“Well, don’t worry about it,” and Jimmy tried to keep his voice up to the cheerful mark. “Have you got it?”
“No,” said the sergeant, “I haven’t. But—”
He paused to take a drink of water, and Jimmy’s feelings went down to about the zero position.
“But I know where it is,” added the sergeant.
“I suppose the Germans took it off you.”
“Indeed they didn’t!” was the rather vigorous answer. “I didn’t have it on me. It’s back in the dugout!”
“The dugout!” cried Jimmy, his spirits once more soaring.
“Yes, the one where I was quartered when you gave it to me. I knew we were in for some hard fighting, so before I went out on listening post I hid the franc notes in an old tin can and stuck it up under the roof beams. It’s right under where a picture of President Wilson is tacked up. And if the dugout isn’t destroyed the money is there yet.”
“Well, the dugout can’t be destroyed, for there haven’t been any Germans there in some time,” said Jimmy. “And I do hope you’re right about the money being there. Not so much for my sake,” he added quickly, “but because I promised to whack up with my bunkies, and I want to keep my word.”
“Well, you send a message there and see if I’m not right,” concluded Maxwell, and then, being rather weak, he was ordered by the nurse to take a rest.
Elated, but hardly believing the good news, Jimmy received permission not only to send a message, but to go back in a motor truck to the place where the headquarters of the 509th Infantry had been just before the big advance.
Jimmy did not get back to his chums until late that night, for his leave covered him up to midnight, and he was not on duty. He found Iggy, Franz, Bob and Roger in a Y.M.C.A. hut, writing letters, and from the labor Iggy was undergoing, his tongue sticking out and following every movement of his pen, it was evident that the Polish lad was not finding English correspondence any easier as the war progressed.
“Where have you been, Blazes? Back home?” asked Bob a bit sarcastically at Jimmy’s absence.
“Sort of,” was the answer. “That looks like stuff from home; doesn’t it!” and he threw on the table some crumpled and rather stained thousand franc notes.
“Suffering shrapnel!” cried Bob. “The prize money!”
“Where’d you get it?”
“Did Max have it?”
“How’d you get it away from him?”
“How is he?”
“One at a time, please!” laughed Jimmy. “But first I’ll tell you good news—Max is going to get well,” and he related the story he had heard about the sergeant.
“Well, that’s quite a yarn!” exclaimed Roger.
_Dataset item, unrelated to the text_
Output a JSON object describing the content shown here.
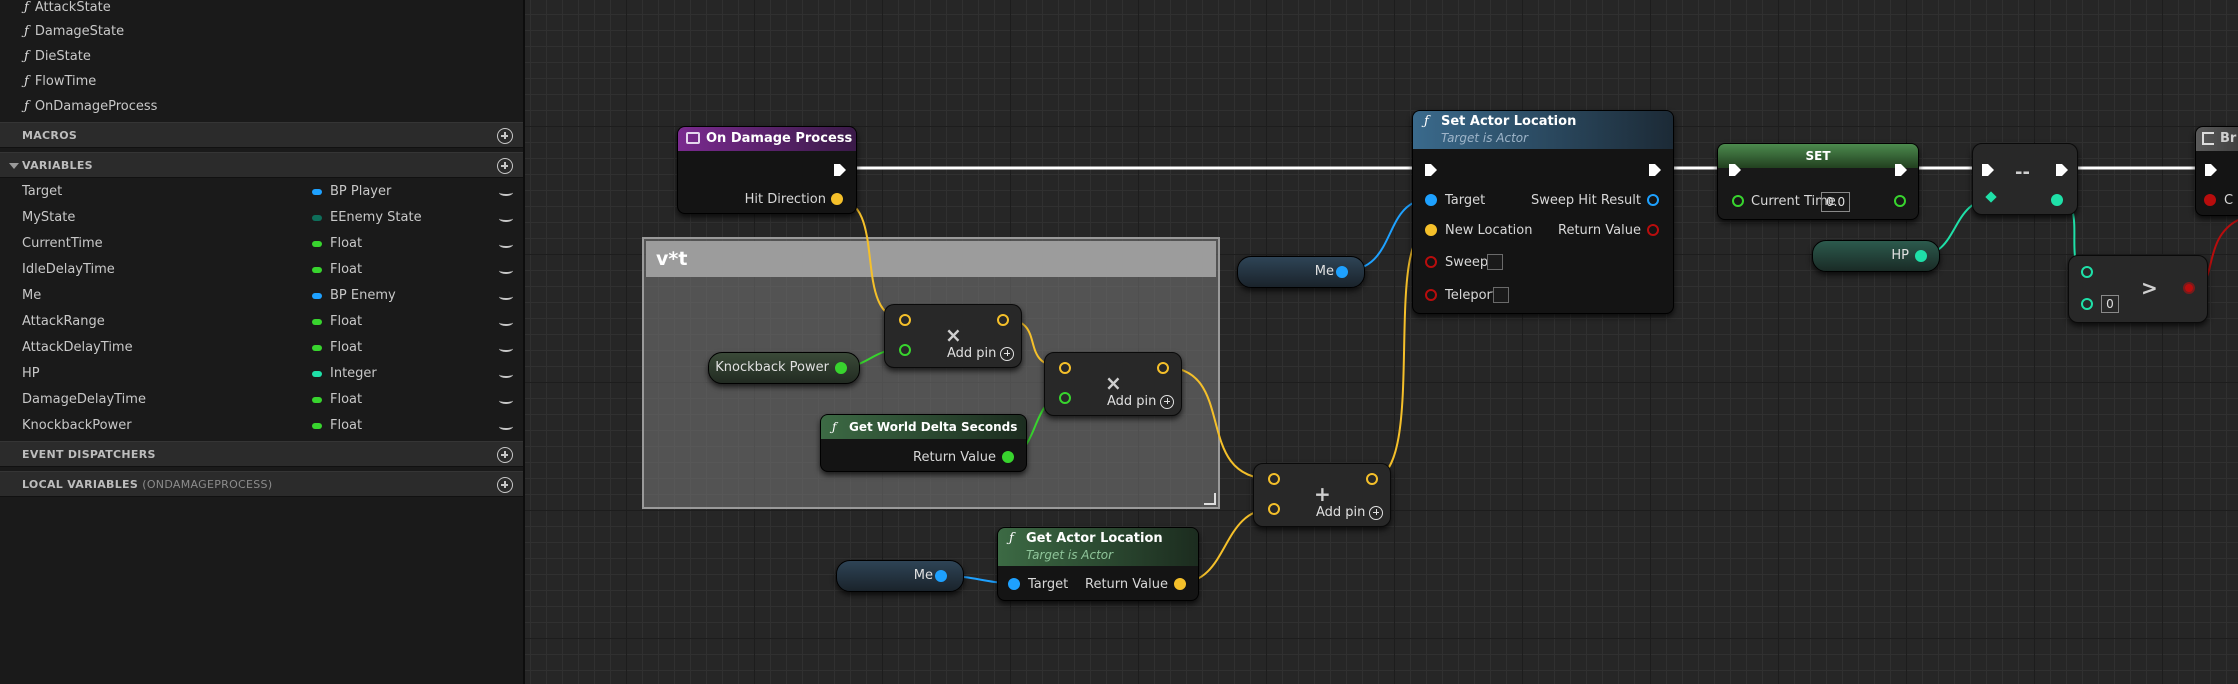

“However, that hasn’t anything on what we’re going to tell you, Jimmy Blazes!” cried Bob Dalton excitedly.
“Have we all won the croix de guerre?” asked Jimmy, smiling.
“No, but here’s a note from the ‘spy’ we denounced,” and Jimmy, as he accepted a paper Bob held out, wondered at the happy looks on the faces of his chums.